“Taken 2” hit theaters on Friday, and reviews of the film are decidedly mixed. Many critics are praising Liam Neeson’s performance as a ruthless assassin who is determined to protect his family, but that seems to be one of the film’s few strong points. Some are accusing the film of being a virtual remake of the initial “Taken,” while others find it trivial and anti-climactic.
Bryan (Liam Neeson), his ex-wife, Lenore (Famke Janssen), and daughter Kim (Maggie Grace) travel to Istanbul for vacation. Their plans are soon disrupted when Lenore and Kim are kidnapped by the father (Rade Serbedzija) of one of the sex traffickers Bryan killed while rescuing his daughter a few years earlier.

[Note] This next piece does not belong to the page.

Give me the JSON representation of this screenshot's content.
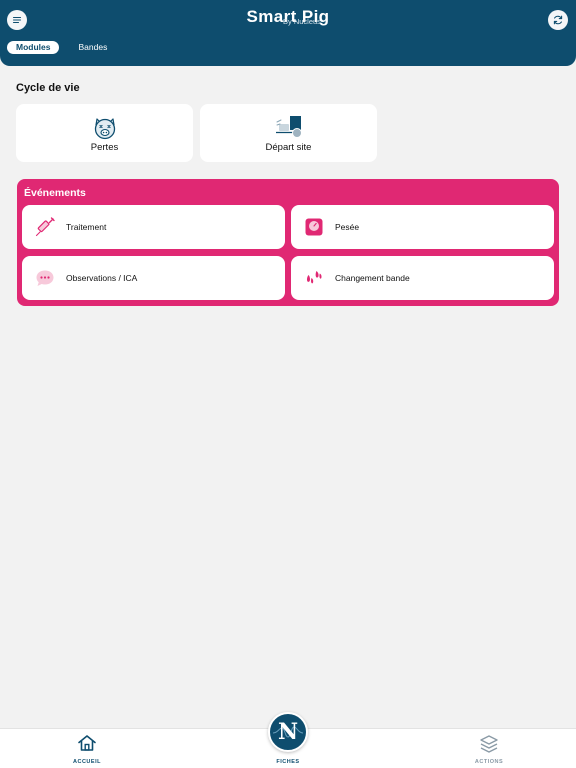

As it turns out, he plans to kill Bryan’s wife and daughter while he watches. High-speed cases, brutal fight sequences and impassioned showdowns follow.

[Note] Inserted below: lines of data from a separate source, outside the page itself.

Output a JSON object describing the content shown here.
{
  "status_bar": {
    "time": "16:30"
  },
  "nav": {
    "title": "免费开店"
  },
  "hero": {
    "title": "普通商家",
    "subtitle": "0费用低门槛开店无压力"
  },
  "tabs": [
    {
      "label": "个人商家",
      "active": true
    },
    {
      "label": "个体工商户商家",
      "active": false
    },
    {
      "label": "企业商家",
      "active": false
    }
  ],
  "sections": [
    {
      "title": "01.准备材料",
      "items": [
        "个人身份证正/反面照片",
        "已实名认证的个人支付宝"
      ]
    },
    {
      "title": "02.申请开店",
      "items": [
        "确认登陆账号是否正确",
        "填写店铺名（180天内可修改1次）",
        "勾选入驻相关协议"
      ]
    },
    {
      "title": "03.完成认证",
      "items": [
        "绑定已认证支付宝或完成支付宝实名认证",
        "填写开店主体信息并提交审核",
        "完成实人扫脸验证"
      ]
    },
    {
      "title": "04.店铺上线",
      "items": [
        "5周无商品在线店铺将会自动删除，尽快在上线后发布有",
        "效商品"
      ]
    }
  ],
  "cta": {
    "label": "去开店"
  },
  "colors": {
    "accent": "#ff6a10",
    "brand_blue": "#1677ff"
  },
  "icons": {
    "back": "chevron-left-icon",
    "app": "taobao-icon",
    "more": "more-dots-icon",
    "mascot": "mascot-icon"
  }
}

Gabe Torro of Indie Wire praises Neeson but believes that he may be past his prime when it comes to action movies. He also gives the film a poor grade of D-.

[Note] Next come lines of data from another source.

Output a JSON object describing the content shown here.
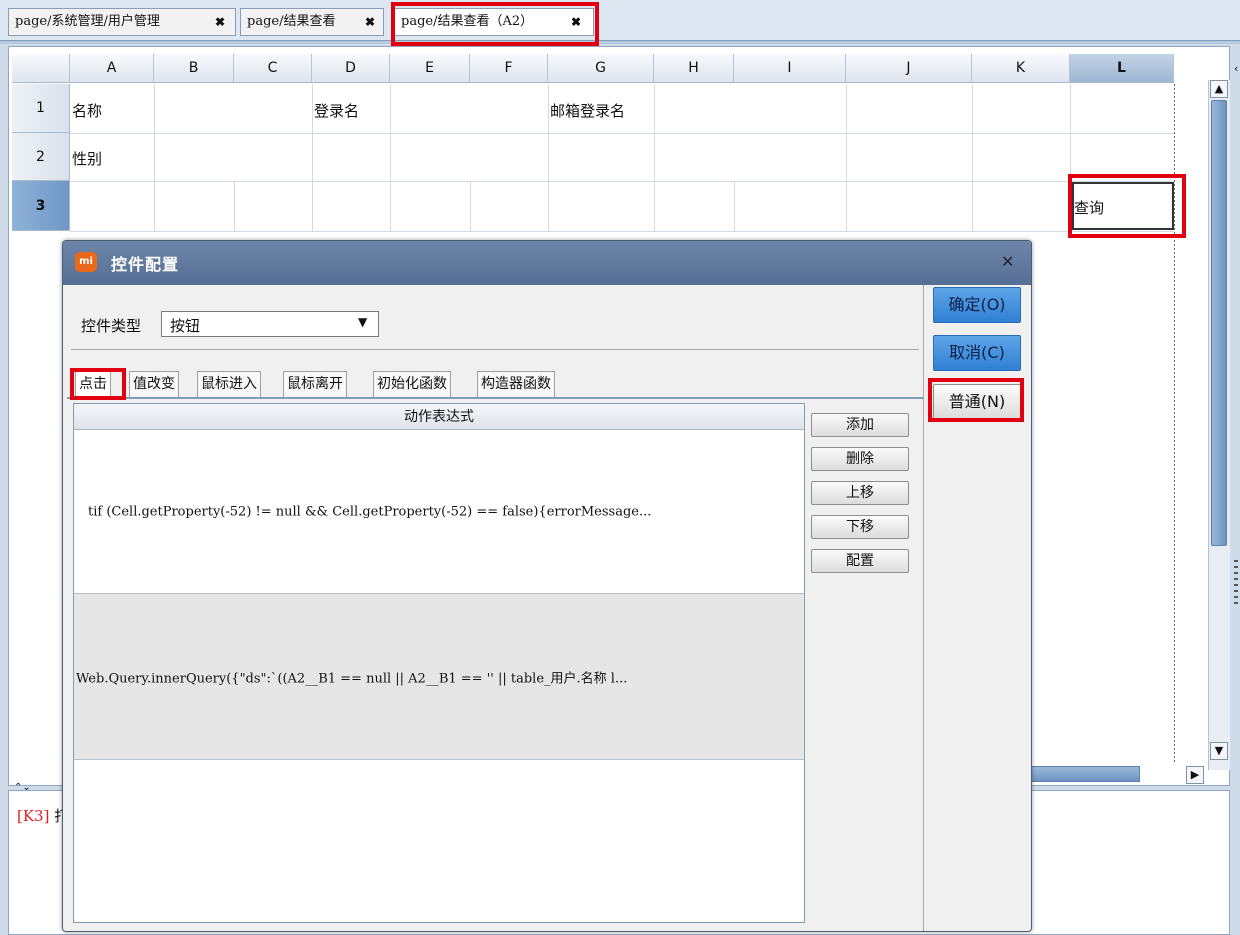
{
  "tabs": [
    {
      "label": "page/系统管理/用户管理",
      "close": "✖",
      "active": false
    },
    {
      "label": "page/结果查看",
      "close": "✖",
      "active": false
    },
    {
      "label": "page/结果查看（A2）",
      "close": "✖",
      "active": true
    }
  ],
  "sheet": {
    "columns": [
      "A",
      "B",
      "C",
      "D",
      "E",
      "F",
      "G",
      "H",
      "I",
      "J",
      "K",
      "L"
    ],
    "selected_column": "L",
    "rows": [
      "1",
      "2",
      "3"
    ],
    "selected_row": "3",
    "cells": {
      "A1": "名称",
      "D1": "登录名",
      "G1": "邮箱登录名",
      "A2": "性别",
      "L3": "查询"
    }
  },
  "dialog": {
    "title": "控件配置",
    "logo_text": "mi",
    "close": "✕",
    "control_type_label": "控件类型",
    "control_type_value": "按钮",
    "event_tabs": [
      "点击",
      "值改变",
      "鼠标进入",
      "鼠标离开",
      "初始化函数",
      "构造器函数"
    ],
    "active_event_tab": "点击",
    "list_header": "动作表达式",
    "actions": [
      "tif (Cell.getProperty(-52) != null && Cell.getProperty(-52) == false){errorMessage...",
      "Web.Query.innerQuery({\"ds\":`((A2__B1 == null  || A2__B1 == ''  || table_用户.名称 l..."
    ],
    "side_buttons": [
      "添加",
      "删除",
      "上移",
      "下移",
      "配置"
    ],
    "ok_label": "确定(O)",
    "cancel_label": "取消(C)",
    "normal_label": "普通(N)"
  },
  "log": {
    "first_line_prefix": "[K3]",
    "first_line_rest": "打"
  },
  "colors": {
    "highlight": "#e00010",
    "title_bar": "#566f94",
    "primary_button": "#2f7fd3",
    "log_prefix": "#e02020"
  }
}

“Neeson, to his credit, never waves in his dedication to his craft, which is why people seem to forget his resume is littered with more B movies than the prestige pictures with which he was once associated,” says Watson. “His skin weathered, his height suddenly giving him a slightly hunchbacked curve, his smile as pained as ever, Neeson is a natural at this grimacing protector role.”
Christopher Watson of ABC gives the film a scathing review, awarding it one-and-a-half out of five stars.
“Even so, plot holes in a mindless action film can be forgiven if the film’s entertaining, but ‘Taken 2’ is barely that,” says Watson. “While the presentation is slick and the cast does exactly what they’re asked, there’s more entertainment value, and logic, in an episode of “Here Comes Honey Boo Boo.”
The Hollywood Reporter’s Bernard Besserglik is far less harsh and makes it clear that fans of the first film will enjoy the sequel.
“Neeson is utterly convincing as the anger-fueled but soft-spoken action hero, the personification of the regular guy pushed to the limit in defense of his family, and it's hard to see the ‘Taken’ franchise succeeding without him. There's a touch of vigilante advocacy in the movie that will displease some, with Neeson as a more gentlemanly version of the Charles Bronson of the ‘Death Wish’ series, but clearly there's still a market for such fantasies. Moviegoers who liked ‘Taken’ and want more of the same will get precisely that.”
Edward Douglas of ComingSoon.net says that “Taken 2” is an obvious attempt to capitalize on the first film’s success but notes that it has enough thrilling sequencing to make for an appealing action flick.
“There isn't a lot of new ground being broken in what ends up being a perfectly respectable action sequel and little more. It may not appease every fan's desire for a sequel as good as the original, but it also has enough solid action thrills to not feel like a completely offensive money grab. Even the parts that get ridiculous only work because of what Liam Neeson brings to the mix.”
Alex Beattie of Metro calls the film “predictable” and “clichéd.”
“Given that 2008 revenge thriller ‘Taken’ delivered unexpected box-office success on a decidedly meager budget, it was only a matter of time before a sequel materialized.
“Unfortunately, ‘Taken 2’ adheres to the laws of diminishing returns,” he says.
Despite the lukewarm reception, it’s unlikely that action fans will skip the film. With only smaller films like “Wuthering Heights” and “The Oranges” to compete with, “Taken 2” will likely repeat the box office success of its predecessor, which according to Box Office Mojo earned an impressive $145 million domestically. As MTV points out, "goodwill for the original and its star will propel the sequel financially."